“Everybody on Wall Street knew that the Fed’s campaign to raise interest rates would eventually break something, and right now it’s bringing down small banks,” Moya said.
Although relatively unknown outside Silicon Valley, SVB was among the 20 largest U.S. commercial banks with $209 billion in total assets at the end of last year, according to the FDIC.
It is the largest lender to fail since the bankruptcy of Washington Mutual in 2008.
The bank has partnered with nearly half of all technology and healthcare companies in the United States, many of which have withdrawn deposits from the bank.
Mike Mayo, Wells Fargo’s senior banking analyst, said the SVB crisis may be an “idiosyncratic situation.”
“It’s night and day against the global financial crisis of 15 years ago,” he told CNN’s Julia Chatterley on Friday. Back then, he said, “banks were taking excessive risks and people thought everything was fine. Now everyone is concerned, but underneath the surface banks are more resilient than they have been in a generation.”
Rising interest rates bite
SVB’s sudden drop reflects other risky bets that have been exposed in the market turmoil of the past year.
Crypto-focused lender Silvergate said on Wednesday it was winding down and liquidating the bank after it was hit financially by turmoil in digital assets. Signature Bank, another lender, was hit hard by the bank selloff, with shares plunging 30% before being halted on volatility on Friday.
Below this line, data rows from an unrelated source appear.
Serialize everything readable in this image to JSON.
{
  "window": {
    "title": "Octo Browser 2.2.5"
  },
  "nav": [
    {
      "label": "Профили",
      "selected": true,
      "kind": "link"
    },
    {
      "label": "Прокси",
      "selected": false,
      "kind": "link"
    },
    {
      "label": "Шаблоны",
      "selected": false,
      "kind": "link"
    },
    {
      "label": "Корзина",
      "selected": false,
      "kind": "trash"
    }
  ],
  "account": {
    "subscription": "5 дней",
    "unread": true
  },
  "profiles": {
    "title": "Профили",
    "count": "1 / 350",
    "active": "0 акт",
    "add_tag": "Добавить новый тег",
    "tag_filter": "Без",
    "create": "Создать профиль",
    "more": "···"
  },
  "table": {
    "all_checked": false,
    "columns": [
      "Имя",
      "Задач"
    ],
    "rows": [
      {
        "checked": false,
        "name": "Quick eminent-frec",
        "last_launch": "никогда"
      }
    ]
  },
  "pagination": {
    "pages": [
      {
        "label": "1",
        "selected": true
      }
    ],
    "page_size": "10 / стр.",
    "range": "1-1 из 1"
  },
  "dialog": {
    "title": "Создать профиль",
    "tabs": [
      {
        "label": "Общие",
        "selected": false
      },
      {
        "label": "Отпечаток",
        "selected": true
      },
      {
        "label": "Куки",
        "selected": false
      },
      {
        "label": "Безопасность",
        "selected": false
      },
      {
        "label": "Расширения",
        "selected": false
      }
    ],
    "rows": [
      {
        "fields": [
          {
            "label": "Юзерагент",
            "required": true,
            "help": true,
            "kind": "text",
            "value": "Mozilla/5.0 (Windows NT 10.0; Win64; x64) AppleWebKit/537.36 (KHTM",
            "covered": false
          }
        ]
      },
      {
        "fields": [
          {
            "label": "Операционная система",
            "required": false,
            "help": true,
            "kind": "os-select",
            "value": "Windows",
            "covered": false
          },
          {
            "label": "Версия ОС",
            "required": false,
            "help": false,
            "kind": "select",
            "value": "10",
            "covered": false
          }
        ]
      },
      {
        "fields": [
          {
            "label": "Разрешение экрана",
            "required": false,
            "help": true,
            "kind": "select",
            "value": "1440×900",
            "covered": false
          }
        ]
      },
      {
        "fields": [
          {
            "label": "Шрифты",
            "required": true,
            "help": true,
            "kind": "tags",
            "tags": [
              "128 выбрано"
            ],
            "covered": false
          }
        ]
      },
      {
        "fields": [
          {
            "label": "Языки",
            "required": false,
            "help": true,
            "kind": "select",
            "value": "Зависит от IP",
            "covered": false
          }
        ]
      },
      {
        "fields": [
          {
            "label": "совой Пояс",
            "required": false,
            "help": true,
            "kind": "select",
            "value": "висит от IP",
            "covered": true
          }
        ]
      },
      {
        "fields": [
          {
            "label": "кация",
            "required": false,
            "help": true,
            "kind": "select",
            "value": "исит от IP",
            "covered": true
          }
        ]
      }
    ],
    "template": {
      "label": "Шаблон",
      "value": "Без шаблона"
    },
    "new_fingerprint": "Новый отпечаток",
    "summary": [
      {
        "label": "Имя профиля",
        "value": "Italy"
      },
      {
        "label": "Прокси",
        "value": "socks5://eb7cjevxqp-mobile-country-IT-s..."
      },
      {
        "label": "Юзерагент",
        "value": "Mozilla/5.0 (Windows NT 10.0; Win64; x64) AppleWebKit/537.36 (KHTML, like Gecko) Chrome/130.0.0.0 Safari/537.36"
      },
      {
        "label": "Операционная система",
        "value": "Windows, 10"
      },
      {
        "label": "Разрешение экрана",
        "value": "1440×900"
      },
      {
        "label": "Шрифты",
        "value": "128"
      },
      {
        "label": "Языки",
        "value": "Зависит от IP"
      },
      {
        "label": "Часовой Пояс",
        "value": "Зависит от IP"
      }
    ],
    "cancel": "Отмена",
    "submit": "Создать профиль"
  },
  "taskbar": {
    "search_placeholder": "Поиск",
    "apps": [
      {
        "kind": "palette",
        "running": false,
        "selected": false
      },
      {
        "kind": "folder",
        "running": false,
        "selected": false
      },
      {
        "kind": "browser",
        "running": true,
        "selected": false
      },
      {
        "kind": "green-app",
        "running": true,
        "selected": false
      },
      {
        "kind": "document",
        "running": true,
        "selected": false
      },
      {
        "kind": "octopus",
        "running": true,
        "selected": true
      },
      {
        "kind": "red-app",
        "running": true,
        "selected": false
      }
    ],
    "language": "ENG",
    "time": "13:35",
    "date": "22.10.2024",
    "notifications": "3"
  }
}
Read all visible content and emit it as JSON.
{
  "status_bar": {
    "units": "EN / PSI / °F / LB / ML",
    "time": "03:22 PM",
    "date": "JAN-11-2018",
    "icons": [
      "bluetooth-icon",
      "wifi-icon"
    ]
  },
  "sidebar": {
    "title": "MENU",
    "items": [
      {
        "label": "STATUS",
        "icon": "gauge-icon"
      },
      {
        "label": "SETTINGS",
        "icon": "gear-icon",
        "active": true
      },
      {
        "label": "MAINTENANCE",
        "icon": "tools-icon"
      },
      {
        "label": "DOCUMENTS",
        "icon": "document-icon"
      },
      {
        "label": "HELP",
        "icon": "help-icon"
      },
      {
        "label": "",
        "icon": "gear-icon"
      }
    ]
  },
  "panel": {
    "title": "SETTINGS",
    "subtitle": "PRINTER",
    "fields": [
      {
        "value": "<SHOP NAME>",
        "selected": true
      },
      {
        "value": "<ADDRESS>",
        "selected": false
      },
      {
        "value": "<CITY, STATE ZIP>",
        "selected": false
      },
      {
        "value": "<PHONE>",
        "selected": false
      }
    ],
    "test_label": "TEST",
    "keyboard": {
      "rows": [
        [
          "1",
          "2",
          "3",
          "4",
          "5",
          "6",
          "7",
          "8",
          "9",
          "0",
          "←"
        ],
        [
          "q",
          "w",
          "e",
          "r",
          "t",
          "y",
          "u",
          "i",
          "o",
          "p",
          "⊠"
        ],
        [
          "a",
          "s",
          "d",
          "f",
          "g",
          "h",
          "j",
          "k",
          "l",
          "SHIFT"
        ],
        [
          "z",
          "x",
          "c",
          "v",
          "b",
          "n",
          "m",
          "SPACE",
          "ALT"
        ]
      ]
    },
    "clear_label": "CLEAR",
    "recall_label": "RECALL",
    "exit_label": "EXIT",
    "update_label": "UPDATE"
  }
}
“The institutional challenges facing SVB reflect a larger and more widespread systemic problem: the banking industry is sitting on a ton of low-yielding assets that, thanks to the last year of rate hikes, are now far below water — and sinking,” wrote Konrad Alt, co-founder of Klaros Group.
Alt estimated that rate hikes have “effectively wiped out approximately 28% of all capital in the banking industry by the end of 2022.”